Call Spread option strategy has good reward to risk, and can be used if
you are very bullish on a stock.
option-info and options-graphs sites:
Call , (ATM
strike to 1 strike up)
Bull Call Spread, Bull Call Vertical
Outlook: Very bullish. The stock must rise at least as much as your
debit just to breakeven. The stock must rise more to show a gain.
buy Call ATM and sell Call OTM.
when: stock rises enough to overcome the initial debit.
Gain: difference in strike prices - initial debit.
when: stock falls, does not rise, or does not rise enough.
Loss : limited to the initial debit.
Calculation: Long Call strike + initial debit.
compared to stock: limited risk, less capital needed, greater leverage.

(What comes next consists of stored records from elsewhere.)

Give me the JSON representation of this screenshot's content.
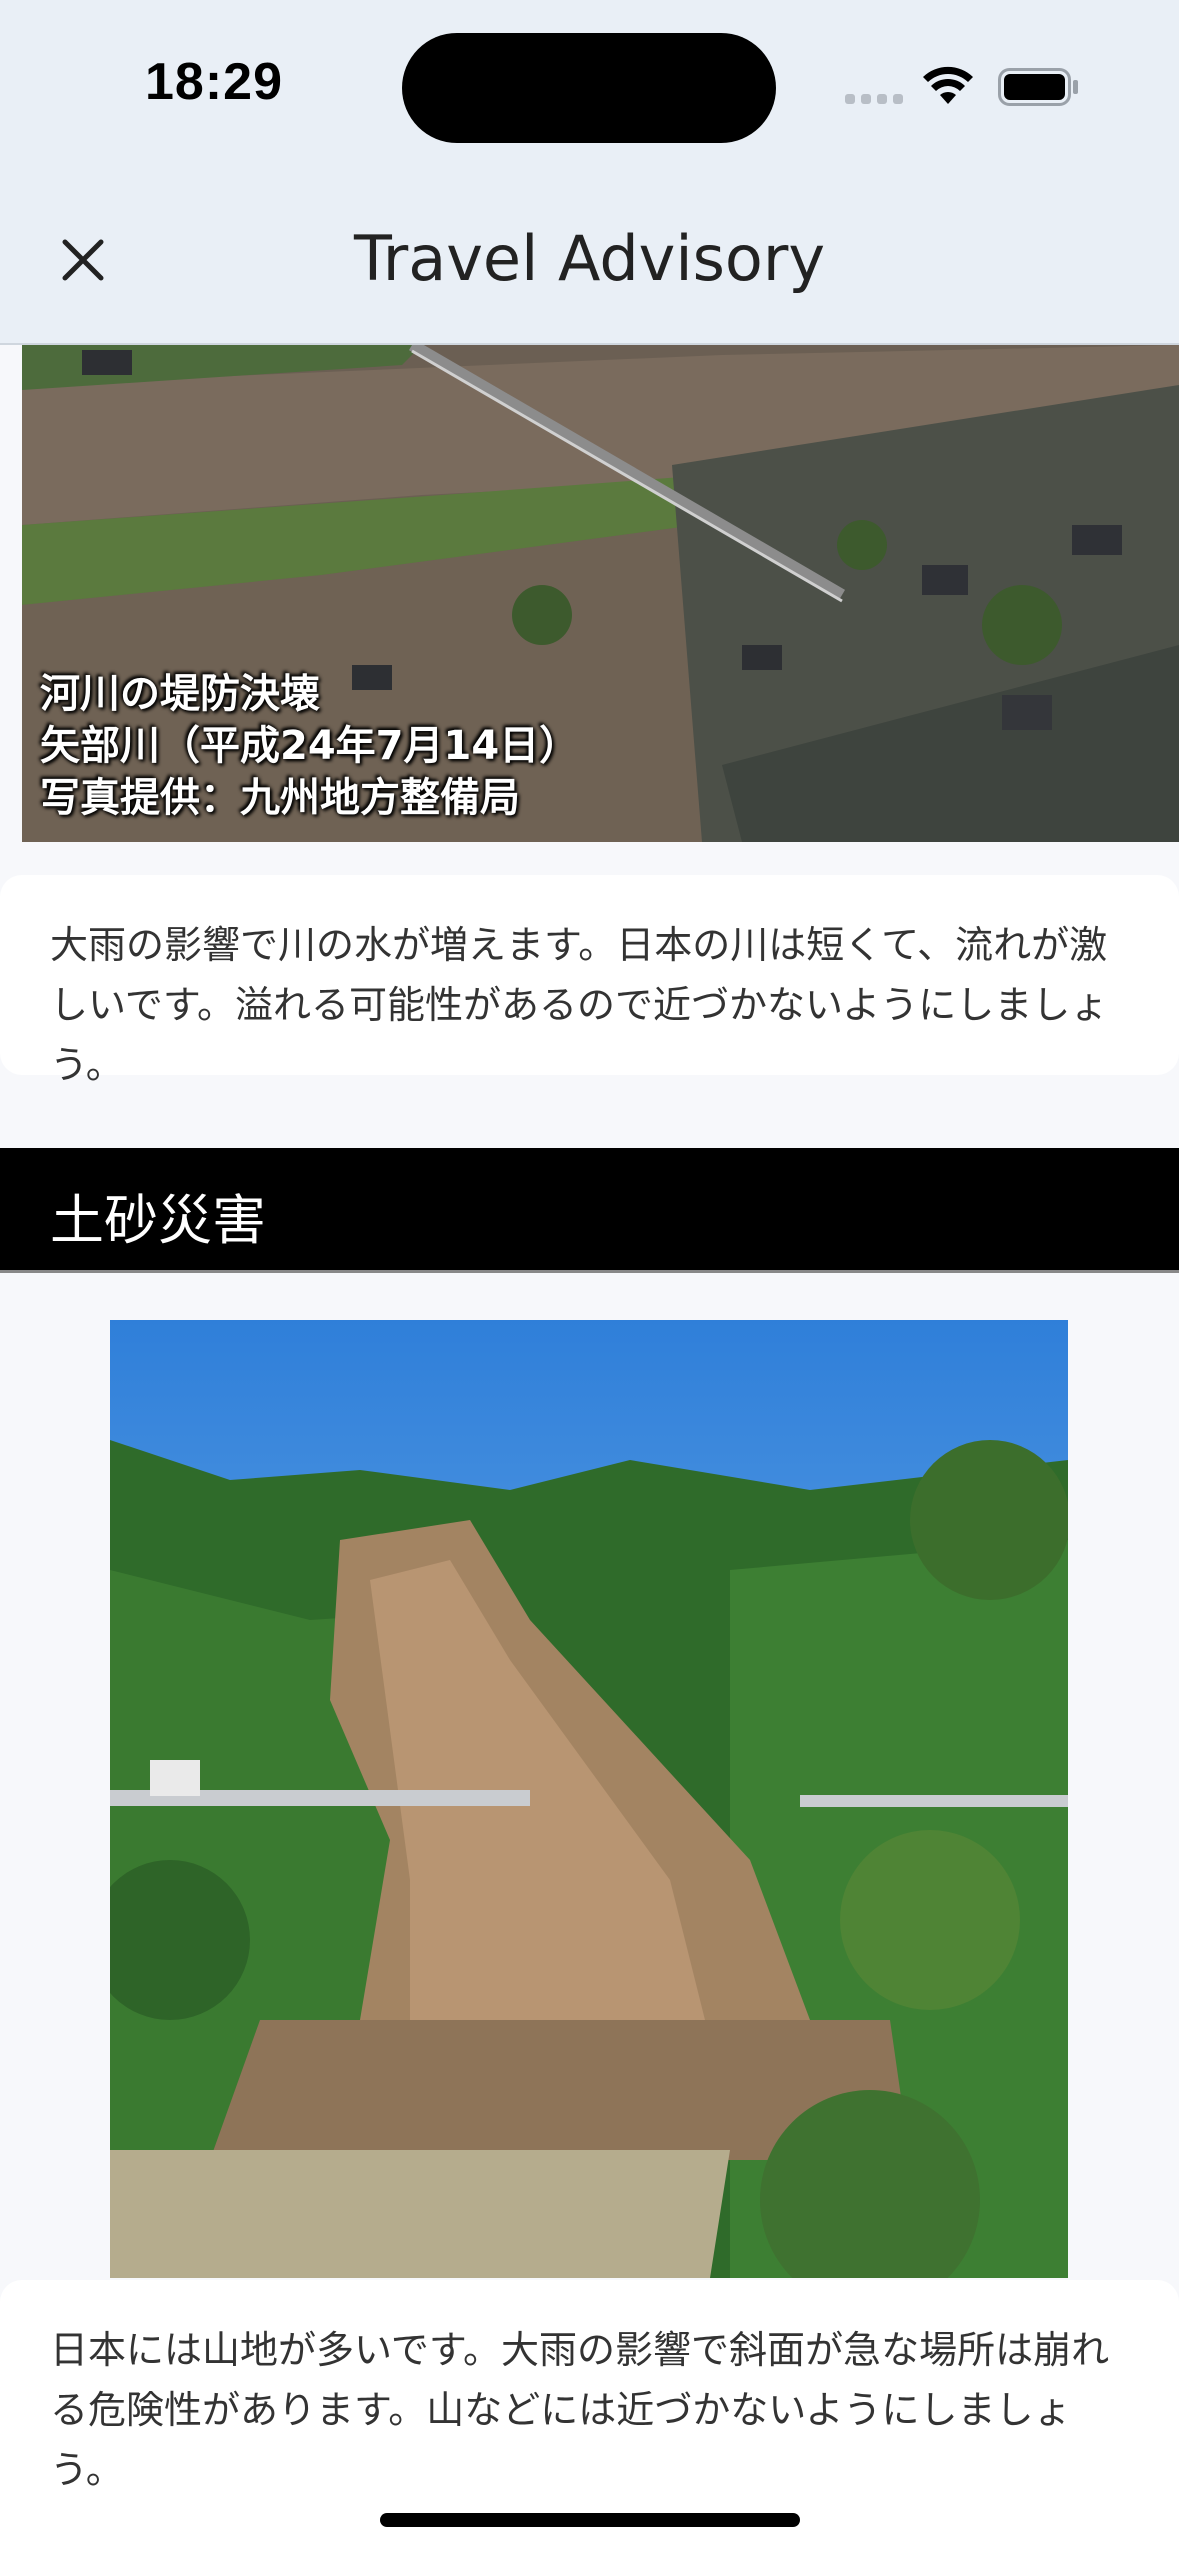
{
  "status_bar": {
    "time": "18:29"
  },
  "nav": {
    "title": "Travel Advisory",
    "close_icon": "close-icon"
  },
  "flood": {
    "caption_lines": [
      "河川の堤防決壊",
      "矢部川（平成24年7月14日）",
      "写真提供：九州地方整備局"
    ],
    "description": "大雨の影響で川の水が増えます。日本の川は短くて、流れが激しいです。溢れる可能性があるので近づかないようにしましょう。"
  },
  "landslide": {
    "heading": "土砂災害",
    "description": "日本には山地が多いです。大雨の影響で斜面が急な場所は崩れる危険性があります。山などには近づかないようにしましょう。"
  },
  "colors": {
    "nav_background": "#e9eff6",
    "section_header": "#000000",
    "content_background": "#f7f8fb"
  }
}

compared to stock: gains are limited to the upside if stock rises
more than the sold strike, no dividends.
after entry, increasing implied volatility is positive if the stock
falls, but negative if the stock rises.

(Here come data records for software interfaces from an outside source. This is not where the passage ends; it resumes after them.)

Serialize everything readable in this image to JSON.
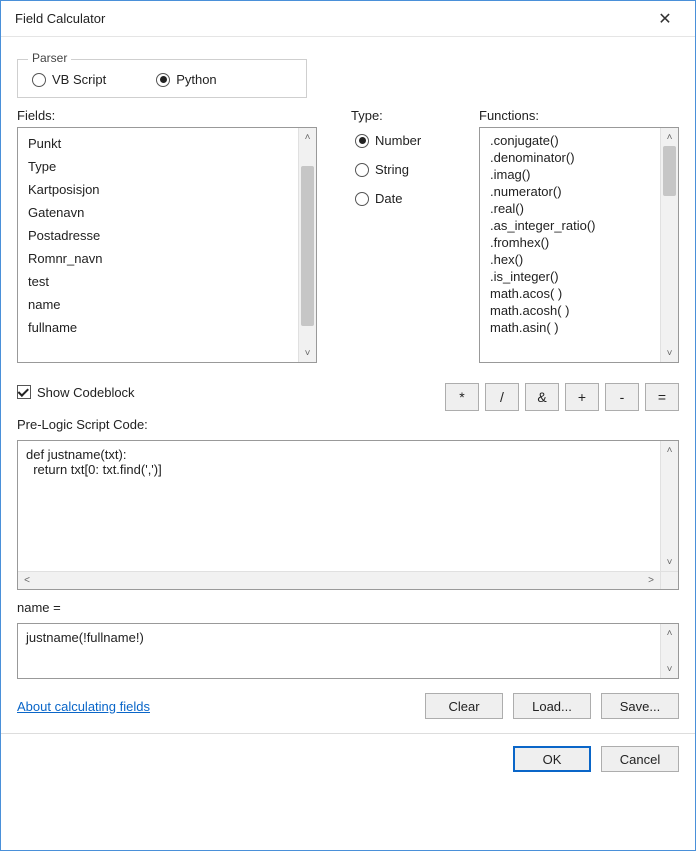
{
  "window": {
    "title": "Field Calculator"
  },
  "parser": {
    "legend": "Parser",
    "options": [
      {
        "label": "VB Script",
        "selected": false
      },
      {
        "label": "Python",
        "selected": true
      }
    ]
  },
  "fields": {
    "label": "Fields:",
    "items": [
      "Punkt",
      "Type",
      "Kartposisjon",
      "Gatenavn",
      "Postadresse",
      "Romnr_navn",
      "test",
      "name",
      "fullname"
    ]
  },
  "type": {
    "label": "Type:",
    "options": [
      {
        "label": "Number",
        "selected": true
      },
      {
        "label": "String",
        "selected": false
      },
      {
        "label": "Date",
        "selected": false
      }
    ]
  },
  "functions": {
    "label": "Functions:",
    "items": [
      ".conjugate()",
      ".denominator()",
      ".imag()",
      ".numerator()",
      ".real()",
      ".as_integer_ratio()",
      ".fromhex()",
      ".hex()",
      ".is_integer()",
      "math.acos( )",
      "math.acosh( )",
      "math.asin( )"
    ]
  },
  "operators": [
    "*",
    "/",
    "&",
    "+",
    "-",
    "="
  ],
  "codeblock": {
    "checkbox_label": "Show Codeblock",
    "checked": true,
    "label": "Pre-Logic Script Code:",
    "code": "def justname(txt):\n  return txt[0: txt.find(',')]"
  },
  "expression": {
    "label": "name =",
    "value": "justname(!fullname!)"
  },
  "link": {
    "text": "About calculating fields"
  },
  "buttons": {
    "clear": "Clear",
    "load": "Load...",
    "save": "Save...",
    "ok": "OK",
    "cancel": "Cancel"
  }
}
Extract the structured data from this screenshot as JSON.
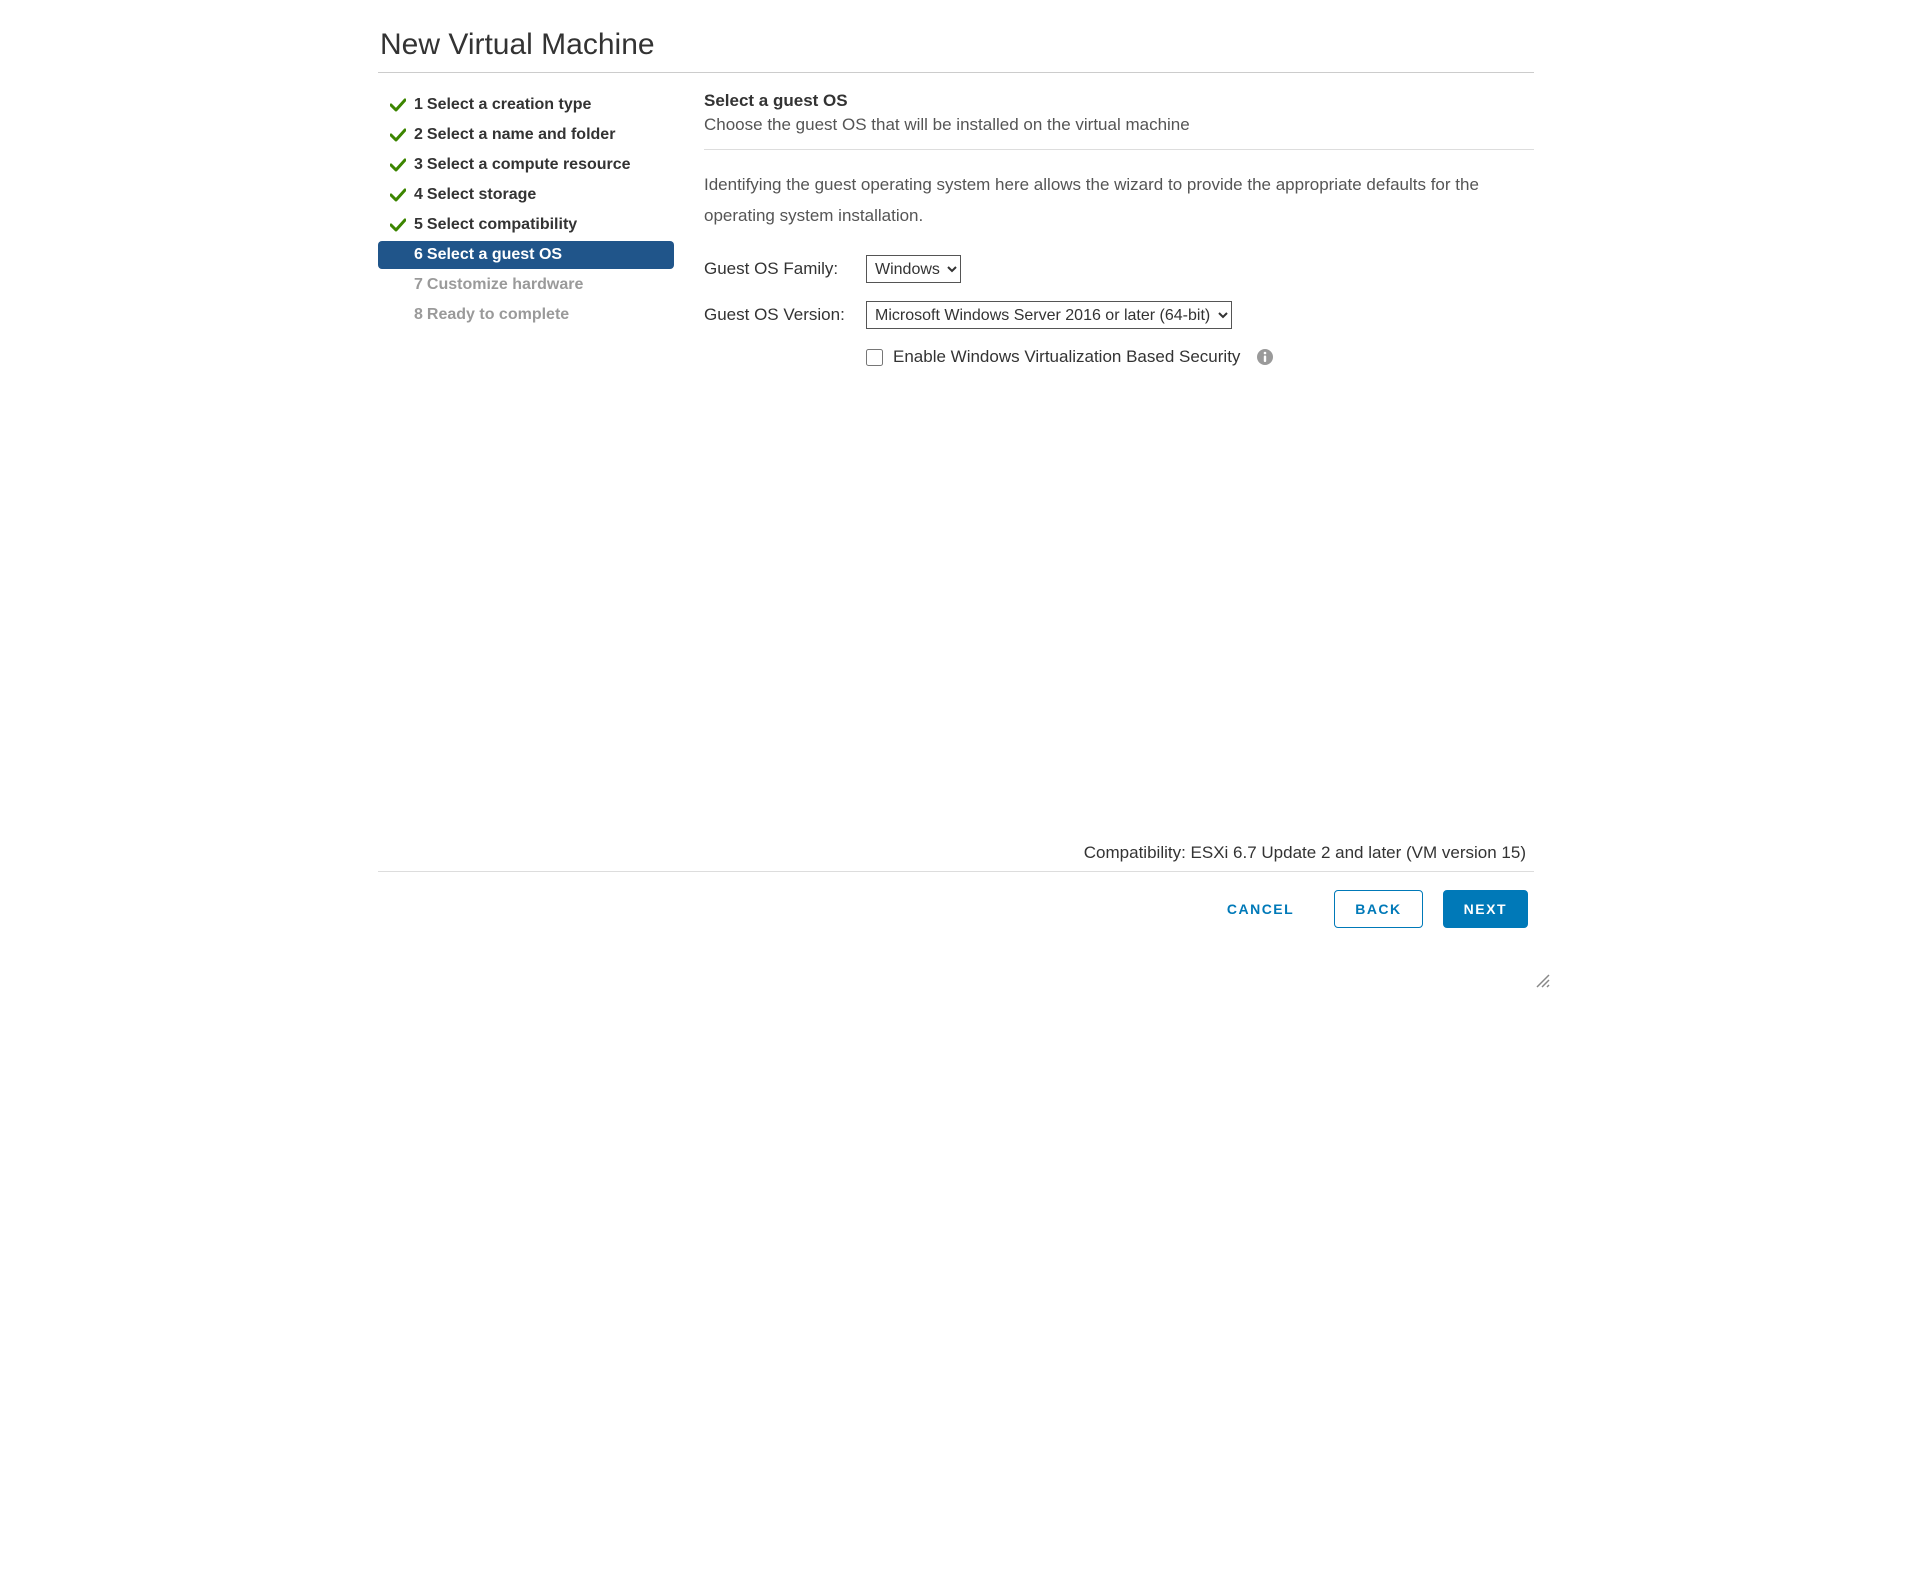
{
  "dialog": {
    "title": "New Virtual Machine"
  },
  "steps": [
    {
      "num": "1",
      "label": "Select a creation type",
      "state": "completed"
    },
    {
      "num": "2",
      "label": "Select a name and folder",
      "state": "completed"
    },
    {
      "num": "3",
      "label": "Select a compute resource",
      "state": "completed"
    },
    {
      "num": "4",
      "label": "Select storage",
      "state": "completed"
    },
    {
      "num": "5",
      "label": "Select compatibility",
      "state": "completed"
    },
    {
      "num": "6",
      "label": "Select a guest OS",
      "state": "active"
    },
    {
      "num": "7",
      "label": "Customize hardware",
      "state": "pending"
    },
    {
      "num": "8",
      "label": "Ready to complete",
      "state": "pending"
    }
  ],
  "main": {
    "title": "Select a guest OS",
    "subtitle": "Choose the guest OS that will be installed on the virtual machine",
    "description": "Identifying the guest operating system here allows the wizard to provide the appropriate defaults for the operating system installation.",
    "family_label": "Guest OS Family:",
    "family_value": "Windows",
    "version_label": "Guest OS Version:",
    "version_value": "Microsoft Windows Server 2016 or later (64-bit)",
    "vbs_label": "Enable Windows Virtualization Based Security",
    "vbs_checked": false,
    "compatibility": "Compatibility: ESXi 6.7 Update 2 and later (VM version 15)"
  },
  "footer": {
    "cancel": "CANCEL",
    "back": "BACK",
    "next": "NEXT"
  }
}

after entry, the passage of time is positive if the stock rises,
but negative if the stock falls.
Requirement: None. The initial debit must be paid in full.

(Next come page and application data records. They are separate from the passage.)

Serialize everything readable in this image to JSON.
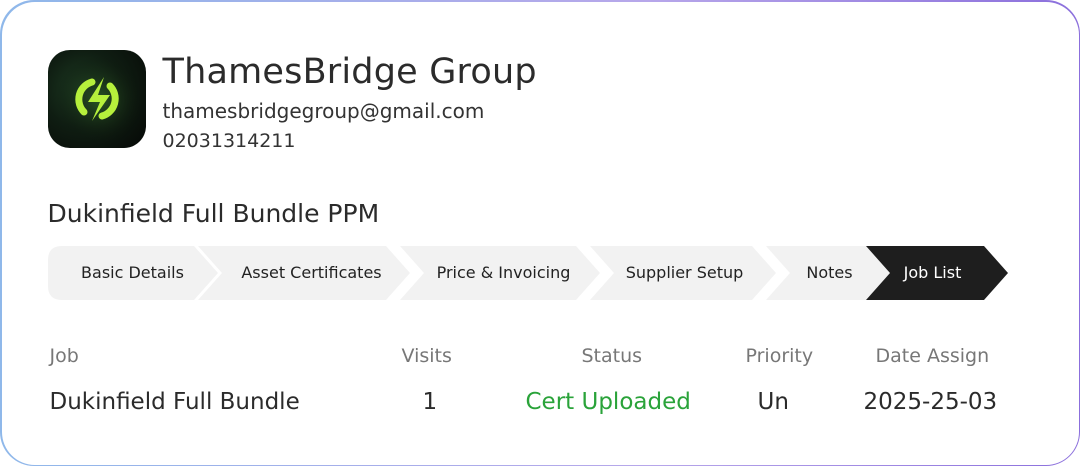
{
  "company": {
    "name": "ThamesBridge Group",
    "email": "thamesbridgegroup@gmail.com",
    "phone": "02031314211",
    "logo_icon": "lightning-refresh-icon",
    "logo_accent": "#b6f03c"
  },
  "project": {
    "title": "Dukinfield Full Bundle PPM"
  },
  "tabs": [
    {
      "label": "Basic Details",
      "active": false
    },
    {
      "label": "Asset Certificates",
      "active": false
    },
    {
      "label": "Price & Invoicing",
      "active": false
    },
    {
      "label": "Supplier Setup",
      "active": false
    },
    {
      "label": "Notes",
      "active": false
    },
    {
      "label": "Job List",
      "active": true
    }
  ],
  "colors": {
    "tab_inactive": "#f2f2f2",
    "tab_active": "#1e1e1e",
    "status_green": "#2aa33a"
  },
  "table": {
    "headers": [
      "Job",
      "Visits",
      "Status",
      "Priority",
      "Date Assign"
    ],
    "rows": [
      {
        "job": "Dukinfield Full Bundle",
        "visits": "1",
        "status": "Cert Uploaded",
        "priority": "Un",
        "date": "2025-25-03"
      }
    ]
  }
}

see the Vertical Spread Strategies page and
Bull Call debit spread
Equivalent: Long Stock plus Long Put plus Short Call. (A "collar".)
Bull Call can be used if you are very bullish on a stock, but want to
reduce the cost of entry compared to just buying an ATM Long Call. This
is especially true if the options have a higher-than normal IV. Just
buying a long call puts you at a disadvantage in terms of the higher
price caused by the higher IV. If you also sell a high IV call, you
level the playing field.
- The short
call(s) will limit gains to the upside, so you don't want to be "too"
- This Bull
Call can be used to anchor trading in a stock you expect to be volatile
above the long strike. For instance, after entering the position, you
could take gains on the short calls whenever there is a volatile day
to the downside, and sell the calls again whenever there is a volatile
day to the upside. Every gain taken on short call buybacks reduces your
risk by the amount of the gain. It is possible to end up with a zero
risk long call, also known as a "free
ride". This is by no means a guaranteed outcome.
- This Bull
Call can be used as part of a "stock enhancement" strategy.
See the Stock
this is a very bullish position, the trader is expecting the stock to
rise. If the stock falls instead, the trader would be wise to cut his
losses short. If the stock falls below the long strike and the time
to expiration drops to just a couple weeks, you can see from the option
graph that the loss will be less than the maximum, and it is probably
best to take it. Just sitting and waiting could likely result in the
- If the
stock rises most of the way to the sold strike, the trader should stick
with the position. As the option graph shows, just the passage of time
is a benefit at any stock price near the sold strike.
- If the
stock rises over the strike you sold and you do not trade out of the
position before expiration, it is possible to receive an automatic exercise
on the long call, so you will buy the stock, and be assigned on the
short call, so you will sell the stock short. See the Rules,
Tips, & Techniques page for more.
- It is
not usually recommended to adjust one part of a Bull Call. If you take
a trading profit on the short calls when the stock drops for instance,
you are actually increasing your maximum risk. You might think you will
sell the calls again the next time the stock goes up, but what if it
- It is
possible to roll the entire bull call to lower strike prices if the
stock drops, but that really amounts to closing one trade at a loss
and opening another trade in hopes of a gain. Plus, the stock has not
behaved bullishly yet you are taking a second bullish position.
- If a bull
call works out better than you expected and you want to stick with the
stock, you can buy back the short calls, and exercise the long calls,
so that you end up with just stock, with all the inherent risks and
- Or if
the stock rises to near the sold call strike with expiration near and
you have made 80% or so of the total possible on the short calls, you
can roll everything out to the next month, and higher strike prices,
if you are still bullish on the stock.